TASK BRIEF:
The data below calls for an exact copy.

Dataset rows describing interfaces:
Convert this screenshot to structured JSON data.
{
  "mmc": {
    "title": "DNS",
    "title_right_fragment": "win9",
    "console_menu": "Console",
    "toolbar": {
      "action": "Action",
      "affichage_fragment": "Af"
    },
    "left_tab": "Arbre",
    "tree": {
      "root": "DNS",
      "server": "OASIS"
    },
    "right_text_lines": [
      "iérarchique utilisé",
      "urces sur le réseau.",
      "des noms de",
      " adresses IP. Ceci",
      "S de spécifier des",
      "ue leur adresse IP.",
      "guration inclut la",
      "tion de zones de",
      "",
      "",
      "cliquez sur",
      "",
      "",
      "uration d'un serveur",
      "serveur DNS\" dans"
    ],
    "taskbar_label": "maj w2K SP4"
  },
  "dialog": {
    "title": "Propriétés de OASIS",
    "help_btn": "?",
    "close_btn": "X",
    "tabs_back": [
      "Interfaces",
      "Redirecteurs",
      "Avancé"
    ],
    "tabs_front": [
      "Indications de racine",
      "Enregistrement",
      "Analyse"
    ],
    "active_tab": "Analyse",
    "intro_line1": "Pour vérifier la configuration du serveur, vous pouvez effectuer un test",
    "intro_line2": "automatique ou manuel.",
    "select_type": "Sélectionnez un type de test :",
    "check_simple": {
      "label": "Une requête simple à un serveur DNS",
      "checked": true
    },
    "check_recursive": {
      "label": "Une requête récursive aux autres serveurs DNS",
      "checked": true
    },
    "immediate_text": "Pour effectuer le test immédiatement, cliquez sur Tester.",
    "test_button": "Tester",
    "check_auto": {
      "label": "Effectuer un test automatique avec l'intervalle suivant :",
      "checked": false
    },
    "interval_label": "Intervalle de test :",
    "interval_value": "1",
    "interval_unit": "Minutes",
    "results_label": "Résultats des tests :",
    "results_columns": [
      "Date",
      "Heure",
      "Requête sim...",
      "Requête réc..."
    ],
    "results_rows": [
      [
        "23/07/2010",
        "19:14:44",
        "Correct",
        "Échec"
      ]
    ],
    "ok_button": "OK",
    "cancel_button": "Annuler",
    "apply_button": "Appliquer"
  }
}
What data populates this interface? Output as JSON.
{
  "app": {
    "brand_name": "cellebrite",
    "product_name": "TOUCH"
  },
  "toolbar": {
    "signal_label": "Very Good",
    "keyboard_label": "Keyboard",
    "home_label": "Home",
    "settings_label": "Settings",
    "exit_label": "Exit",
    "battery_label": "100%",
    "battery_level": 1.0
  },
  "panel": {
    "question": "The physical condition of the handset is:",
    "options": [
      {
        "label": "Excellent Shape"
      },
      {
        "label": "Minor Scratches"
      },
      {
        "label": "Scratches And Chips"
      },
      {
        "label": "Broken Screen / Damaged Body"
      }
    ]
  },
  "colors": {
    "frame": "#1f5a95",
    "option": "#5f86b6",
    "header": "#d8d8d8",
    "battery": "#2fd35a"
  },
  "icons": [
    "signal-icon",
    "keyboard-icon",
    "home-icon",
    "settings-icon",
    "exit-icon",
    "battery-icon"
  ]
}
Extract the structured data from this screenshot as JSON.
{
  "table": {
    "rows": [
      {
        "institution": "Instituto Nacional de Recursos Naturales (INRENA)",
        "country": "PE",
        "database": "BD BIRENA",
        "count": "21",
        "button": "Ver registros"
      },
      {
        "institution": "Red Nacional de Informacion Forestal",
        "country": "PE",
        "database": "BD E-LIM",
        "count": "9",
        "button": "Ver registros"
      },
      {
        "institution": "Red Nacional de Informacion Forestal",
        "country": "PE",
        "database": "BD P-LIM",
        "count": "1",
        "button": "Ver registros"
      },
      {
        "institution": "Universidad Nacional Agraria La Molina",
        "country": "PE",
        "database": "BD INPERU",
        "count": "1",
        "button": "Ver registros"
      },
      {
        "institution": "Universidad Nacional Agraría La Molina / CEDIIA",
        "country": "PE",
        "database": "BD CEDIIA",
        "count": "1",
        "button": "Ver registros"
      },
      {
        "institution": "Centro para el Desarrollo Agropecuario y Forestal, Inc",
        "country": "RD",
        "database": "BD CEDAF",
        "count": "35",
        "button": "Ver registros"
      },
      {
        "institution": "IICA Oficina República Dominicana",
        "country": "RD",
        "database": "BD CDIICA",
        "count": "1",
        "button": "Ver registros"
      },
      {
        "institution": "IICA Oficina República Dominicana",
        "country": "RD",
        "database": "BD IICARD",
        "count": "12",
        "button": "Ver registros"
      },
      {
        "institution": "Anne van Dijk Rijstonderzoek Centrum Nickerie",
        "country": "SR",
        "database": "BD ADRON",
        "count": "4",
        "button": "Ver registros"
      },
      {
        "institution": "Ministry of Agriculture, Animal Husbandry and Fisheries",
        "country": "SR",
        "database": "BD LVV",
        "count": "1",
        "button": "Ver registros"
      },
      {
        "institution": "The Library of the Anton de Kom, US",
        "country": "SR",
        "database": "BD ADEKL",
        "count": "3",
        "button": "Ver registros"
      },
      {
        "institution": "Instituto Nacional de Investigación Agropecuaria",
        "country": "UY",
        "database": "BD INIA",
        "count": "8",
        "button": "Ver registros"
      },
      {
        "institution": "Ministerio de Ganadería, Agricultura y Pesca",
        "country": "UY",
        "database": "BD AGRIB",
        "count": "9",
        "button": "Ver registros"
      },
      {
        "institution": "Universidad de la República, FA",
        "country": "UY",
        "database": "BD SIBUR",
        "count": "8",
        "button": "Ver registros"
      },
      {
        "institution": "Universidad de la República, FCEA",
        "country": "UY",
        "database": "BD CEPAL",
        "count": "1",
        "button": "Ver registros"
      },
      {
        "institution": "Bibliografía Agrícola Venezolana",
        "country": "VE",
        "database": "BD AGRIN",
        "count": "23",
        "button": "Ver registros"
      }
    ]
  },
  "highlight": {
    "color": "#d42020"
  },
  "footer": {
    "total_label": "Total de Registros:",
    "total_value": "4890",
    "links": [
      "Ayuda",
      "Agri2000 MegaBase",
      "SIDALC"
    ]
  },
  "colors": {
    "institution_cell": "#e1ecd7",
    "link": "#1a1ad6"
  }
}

WRITTEN SOLUTION:
Convert this screenshot to structured JSON data.
{
  "mmc": {
    "title": "DNS",
    "title_right_fragment": "win9",
    "console_menu": "Console",
    "toolbar": {
      "action": "Action",
      "affichage_fragment": "Af"
    },
    "left_tab": "Arbre",
    "tree": {
      "root": "DNS",
      "server": "OASIS"
    },
    "right_text_lines": [
      "iérarchique utilisé",
      "urces sur le réseau.",
      "des noms de",
      " adresses IP. Ceci",
      "S de spécifier des",
      "ue leur adresse IP.",
      "guration inclut la",
      "tion de zones de",
      "",
      "",
      "cliquez sur",
      "",
      "",
      "uration d'un serveur",
      "serveur DNS\" dans"
    ],
    "taskbar_label": "maj w2K SP4"
  },
  "dialog": {
    "title": "Propriétés de OASIS",
    "help_btn": "?",
    "close_btn": "X",
    "tabs_back": [
      "Interfaces",
      "Redirecteurs",
      "Avancé"
    ],
    "tabs_front": [
      "Indications de racine",
      "Enregistrement",
      "Analyse"
    ],
    "active_tab": "Analyse",
    "intro_line1": "Pour vérifier la configuration du serveur, vous pouvez effectuer un test",
    "intro_line2": "automatique ou manuel.",
    "select_type": "Sélectionnez un type de test :",
    "check_simple": {
      "label": "Une requête simple à un serveur DNS",
      "checked": true
    },
    "check_recursive": {
      "label": "Une requête récursive aux autres serveurs DNS",
      "checked": true
    },
    "immediate_text": "Pour effectuer le test immédiatement, cliquez sur Tester.",
    "test_button": "Tester",
    "check_auto": {
      "label": "Effectuer un test automatique avec l'intervalle suivant :",
      "checked": false
    },
    "interval_label": "Intervalle de test :",
    "interval_value": "1",
    "interval_unit": "Minutes",
    "results_label": "Résultats des tests :",
    "results_columns": [
      "Date",
      "Heure",
      "Requête sim...",
      "Requête réc..."
    ],
    "results_rows": [
      [
        "23/07/2010",
        "19:14:44",
        "Correct",
        "Échec"
      ]
    ],
    "ok_button": "OK",
    "cancel_button": "Annuler",
    "apply_button": "Appliquer"
  }
}
What data populates this interface? Output as JSON.
{
  "app": {
    "brand_name": "cellebrite",
    "product_name": "TOUCH"
  },
  "toolbar": {
    "signal_label": "Very Good",
    "keyboard_label": "Keyboard",
    "home_label": "Home",
    "settings_label": "Settings",
    "exit_label": "Exit",
    "battery_label": "100%",
    "battery_level": 1.0
  },
  "panel": {
    "question": "The physical condition of the handset is:",
    "options": [
      {
        "label": "Excellent Shape"
      },
      {
        "label": "Minor Scratches"
      },
      {
        "label": "Scratches And Chips"
      },
      {
        "label": "Broken Screen / Damaged Body"
      }
    ]
  },
  "colors": {
    "frame": "#1f5a95",
    "option": "#5f86b6",
    "header": "#d8d8d8",
    "battery": "#2fd35a"
  },
  "icons": [
    "signal-icon",
    "keyboard-icon",
    "home-icon",
    "settings-icon",
    "exit-icon",
    "battery-icon"
  ]
}
Extract the structured data from this screenshot as JSON.
{
  "table": {
    "rows": [
      {
        "institution": "Instituto Nacional de Recursos Naturales (INRENA)",
        "country": "PE",
        "database": "BD BIRENA",
        "count": "21",
        "button": "Ver registros"
      },
      {
        "institution": "Red Nacional de Informacion Forestal",
        "country": "PE",
        "database": "BD E-LIM",
        "count": "9",
        "button": "Ver registros"
      },
      {
        "institution": "Red Nacional de Informacion Forestal",
        "country": "PE",
        "database": "BD P-LIM",
        "count": "1",
        "button": "Ver registros"
      },
      {
        "institution": "Universidad Nacional Agraria La Molina",
        "country": "PE",
        "database": "BD INPERU",
        "count": "1",
        "button": "Ver registros"
      },
      {
        "institution": "Universidad Nacional Agraría La Molina / CEDIIA",
        "country": "PE",
        "database": "BD CEDIIA",
        "count": "1",
        "button": "Ver registros"
      },
      {
        "institution": "Centro para el Desarrollo Agropecuario y Forestal, Inc",
        "country": "RD",
        "database": "BD CEDAF",
        "count": "35",
        "button": "Ver registros"
      },
      {
        "institution": "IICA Oficina República Dominicana",
        "country": "RD",
        "database": "BD CDIICA",
        "count": "1",
        "button": "Ver registros"
      },
      {
        "institution": "IICA Oficina República Dominicana",
        "country": "RD",
        "database": "BD IICARD",
        "count": "12",
        "button": "Ver registros"
      },
      {
        "institution": "Anne van Dijk Rijstonderzoek Centrum Nickerie",
        "country": "SR",
        "database": "BD ADRON",
        "count": "4",
        "button": "Ver registros"
      },
      {
        "institution": "Ministry of Agriculture, Animal Husbandry and Fisheries",
        "country": "SR",
        "database": "BD LVV",
        "count": "1",
        "button": "Ver registros"
      },
      {
        "institution": "The Library of the Anton de Kom, US",
        "country": "SR",
        "database": "BD ADEKL",
        "count": "3",
        "button": "Ver registros"
      },
      {
        "institution": "Instituto Nacional de Investigación Agropecuaria",
        "country": "UY",
        "database": "BD INIA",
        "count": "8",
        "button": "Ver registros"
      },
      {
        "institution": "Ministerio de Ganadería, Agricultura y Pesca",
        "country": "UY",
        "database": "BD AGRIB",
        "count": "9",
        "button": "Ver registros"
      },
      {
        "institution": "Universidad de la República, FA",
        "country": "UY",
        "database": "BD SIBUR",
        "count": "8",
        "button": "Ver registros"
      },
      {
        "institution": "Universidad de la República, FCEA",
        "country": "UY",
        "database": "BD CEPAL",
        "count": "1",
        "button": "Ver registros"
      },
      {
        "institution": "Bibliografía Agrícola Venezolana",
        "country": "VE",
        "database": "BD AGRIN",
        "count": "23",
        "button": "Ver registros"
      }
    ]
  },
  "highlight": {
    "color": "#d42020"
  },
  "footer": {
    "total_label": "Total de Registros:",
    "total_value": "4890",
    "links": [
      "Ayuda",
      "Agri2000 MegaBase",
      "SIDALC"
    ]
  },
  "colors": {
    "institution_cell": "#e1ecd7",
    "link": "#1a1ad6"
  }
}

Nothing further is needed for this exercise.